Evening and early morning storms created a mess for many people around the region.
One of the hardest hit areas was Titusville, where rain poured for more than 14 hours straight.
The rain started around 9 p.m. Tuesday. By 3 a.m., emergency officials closed down at least a dozen roads. There was 11 inches of standing water in some areas.
Dave Sterling owns "Olde Fashion Hair Cuts" in downtown Titusville. He spent the morning pushing debris and water away from his shop.
"I've actually had the shop here for 20 years, but I've lived here all my life. And I have never seen it rain here, the way it did last night," said Sterling.
Perhaps the hardest hit neighborhood is near "Church Run," where a typically calm stream turned into a raging torrent.
"I was standing on my porch and I saw the walls caving in," said resident Barbara Messenger.
Messenger lives right next to the stream. Her house is the yellow one. She said there is four inches of water in her basement, and she was actually told to leave her home.
"The fireman said just to go to somebody else's house and stay last night," she said.
Many residents in Titusville experienced natural gas leaks, basement flooding, and power outages. It was almost too much for crews to keep up with.
"At some point, we just couldn't do anymore because there was so much rain, so we almost had to wait until it quit," said Titusville Chief of Police Gary Thomas. "Our guys spent the night putting out flares and checking for standing water and running water and telling people not to drive through it."
Now, the fire department and public works are starting the clean-up process.

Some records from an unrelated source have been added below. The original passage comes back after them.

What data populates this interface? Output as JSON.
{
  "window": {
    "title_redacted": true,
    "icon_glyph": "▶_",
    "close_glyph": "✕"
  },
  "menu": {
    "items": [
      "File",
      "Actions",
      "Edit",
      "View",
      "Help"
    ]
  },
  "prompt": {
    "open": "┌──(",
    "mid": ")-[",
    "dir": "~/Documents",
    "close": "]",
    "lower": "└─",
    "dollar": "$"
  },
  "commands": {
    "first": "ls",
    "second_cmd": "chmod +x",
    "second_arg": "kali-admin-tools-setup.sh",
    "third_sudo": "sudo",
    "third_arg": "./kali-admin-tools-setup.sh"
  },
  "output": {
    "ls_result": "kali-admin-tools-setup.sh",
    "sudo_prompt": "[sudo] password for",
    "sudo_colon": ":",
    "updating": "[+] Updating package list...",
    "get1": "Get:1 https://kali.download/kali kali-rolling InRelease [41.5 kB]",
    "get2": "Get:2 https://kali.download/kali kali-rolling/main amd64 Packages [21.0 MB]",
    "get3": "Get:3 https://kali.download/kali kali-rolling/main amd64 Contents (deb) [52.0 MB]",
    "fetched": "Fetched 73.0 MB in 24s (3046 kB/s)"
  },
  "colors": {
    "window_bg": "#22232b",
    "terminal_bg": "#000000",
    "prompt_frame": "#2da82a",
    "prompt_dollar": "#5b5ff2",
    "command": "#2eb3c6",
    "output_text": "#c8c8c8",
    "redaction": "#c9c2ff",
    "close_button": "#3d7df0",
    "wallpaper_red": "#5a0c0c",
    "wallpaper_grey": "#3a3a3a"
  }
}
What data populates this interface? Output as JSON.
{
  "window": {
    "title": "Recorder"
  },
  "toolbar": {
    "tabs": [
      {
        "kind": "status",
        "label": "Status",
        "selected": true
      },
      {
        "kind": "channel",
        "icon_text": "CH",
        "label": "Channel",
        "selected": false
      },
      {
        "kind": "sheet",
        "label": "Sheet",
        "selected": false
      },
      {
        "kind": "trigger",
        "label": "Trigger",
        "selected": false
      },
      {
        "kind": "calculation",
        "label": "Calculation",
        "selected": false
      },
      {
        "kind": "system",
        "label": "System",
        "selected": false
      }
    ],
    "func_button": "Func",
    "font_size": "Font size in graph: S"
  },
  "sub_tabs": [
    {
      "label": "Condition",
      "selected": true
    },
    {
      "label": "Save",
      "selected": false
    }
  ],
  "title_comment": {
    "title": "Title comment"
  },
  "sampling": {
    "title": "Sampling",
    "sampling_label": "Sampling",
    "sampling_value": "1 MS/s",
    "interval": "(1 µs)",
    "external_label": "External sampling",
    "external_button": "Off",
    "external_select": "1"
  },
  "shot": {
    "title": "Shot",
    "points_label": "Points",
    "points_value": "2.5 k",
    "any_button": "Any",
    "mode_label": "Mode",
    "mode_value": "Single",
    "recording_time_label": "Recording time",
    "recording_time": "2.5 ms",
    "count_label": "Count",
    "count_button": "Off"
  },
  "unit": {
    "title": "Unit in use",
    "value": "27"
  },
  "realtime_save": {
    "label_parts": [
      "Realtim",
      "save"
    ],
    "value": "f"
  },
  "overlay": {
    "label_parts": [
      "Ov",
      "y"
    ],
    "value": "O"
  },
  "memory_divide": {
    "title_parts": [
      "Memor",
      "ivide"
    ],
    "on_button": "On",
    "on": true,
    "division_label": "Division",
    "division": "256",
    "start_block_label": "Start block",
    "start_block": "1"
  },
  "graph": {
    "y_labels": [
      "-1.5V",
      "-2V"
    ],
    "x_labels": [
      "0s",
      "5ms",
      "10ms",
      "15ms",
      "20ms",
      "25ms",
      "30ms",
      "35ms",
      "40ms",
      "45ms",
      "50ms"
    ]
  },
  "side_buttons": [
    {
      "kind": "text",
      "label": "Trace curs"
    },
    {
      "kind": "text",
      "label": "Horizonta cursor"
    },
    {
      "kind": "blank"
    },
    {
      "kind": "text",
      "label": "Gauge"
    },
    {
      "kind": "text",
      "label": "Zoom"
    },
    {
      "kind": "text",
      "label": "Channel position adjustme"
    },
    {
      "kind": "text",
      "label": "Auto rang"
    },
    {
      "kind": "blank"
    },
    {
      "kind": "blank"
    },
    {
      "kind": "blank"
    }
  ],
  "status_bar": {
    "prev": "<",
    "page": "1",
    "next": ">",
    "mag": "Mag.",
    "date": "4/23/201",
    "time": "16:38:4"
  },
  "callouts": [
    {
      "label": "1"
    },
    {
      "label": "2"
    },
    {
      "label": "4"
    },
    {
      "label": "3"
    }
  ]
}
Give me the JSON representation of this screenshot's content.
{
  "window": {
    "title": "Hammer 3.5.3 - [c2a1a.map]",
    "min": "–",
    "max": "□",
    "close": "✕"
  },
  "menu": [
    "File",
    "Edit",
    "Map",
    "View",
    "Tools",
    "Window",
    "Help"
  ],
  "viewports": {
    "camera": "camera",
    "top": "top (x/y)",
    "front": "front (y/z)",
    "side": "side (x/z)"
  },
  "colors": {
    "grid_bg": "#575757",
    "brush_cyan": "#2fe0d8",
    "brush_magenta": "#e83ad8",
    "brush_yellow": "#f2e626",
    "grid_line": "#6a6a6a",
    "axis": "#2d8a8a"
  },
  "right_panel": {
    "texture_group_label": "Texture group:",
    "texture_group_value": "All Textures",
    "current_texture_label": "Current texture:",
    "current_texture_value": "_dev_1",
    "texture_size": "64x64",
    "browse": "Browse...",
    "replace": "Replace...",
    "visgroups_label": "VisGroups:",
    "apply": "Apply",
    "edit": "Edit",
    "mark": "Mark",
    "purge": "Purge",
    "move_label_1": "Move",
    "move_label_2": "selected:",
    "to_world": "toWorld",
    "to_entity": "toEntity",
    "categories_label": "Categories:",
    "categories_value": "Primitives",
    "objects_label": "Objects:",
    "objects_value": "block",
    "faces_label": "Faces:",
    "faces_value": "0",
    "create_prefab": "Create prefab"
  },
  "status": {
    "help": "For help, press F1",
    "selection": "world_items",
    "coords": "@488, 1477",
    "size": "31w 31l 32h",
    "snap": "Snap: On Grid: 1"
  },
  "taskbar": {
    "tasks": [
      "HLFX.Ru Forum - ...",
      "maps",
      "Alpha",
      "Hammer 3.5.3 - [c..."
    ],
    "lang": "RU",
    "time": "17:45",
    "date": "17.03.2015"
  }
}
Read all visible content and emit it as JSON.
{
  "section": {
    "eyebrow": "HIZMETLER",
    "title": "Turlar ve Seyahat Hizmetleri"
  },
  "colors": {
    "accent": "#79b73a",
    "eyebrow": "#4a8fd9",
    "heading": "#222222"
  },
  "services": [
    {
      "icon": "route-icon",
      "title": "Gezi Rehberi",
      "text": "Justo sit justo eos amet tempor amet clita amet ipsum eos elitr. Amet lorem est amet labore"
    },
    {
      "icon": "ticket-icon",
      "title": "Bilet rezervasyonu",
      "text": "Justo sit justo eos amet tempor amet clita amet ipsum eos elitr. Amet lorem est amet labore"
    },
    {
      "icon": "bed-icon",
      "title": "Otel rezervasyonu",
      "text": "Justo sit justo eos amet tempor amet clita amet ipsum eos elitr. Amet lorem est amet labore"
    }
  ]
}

They're working quickly to get debris off the streets, clear roadways, and get the town back to normal.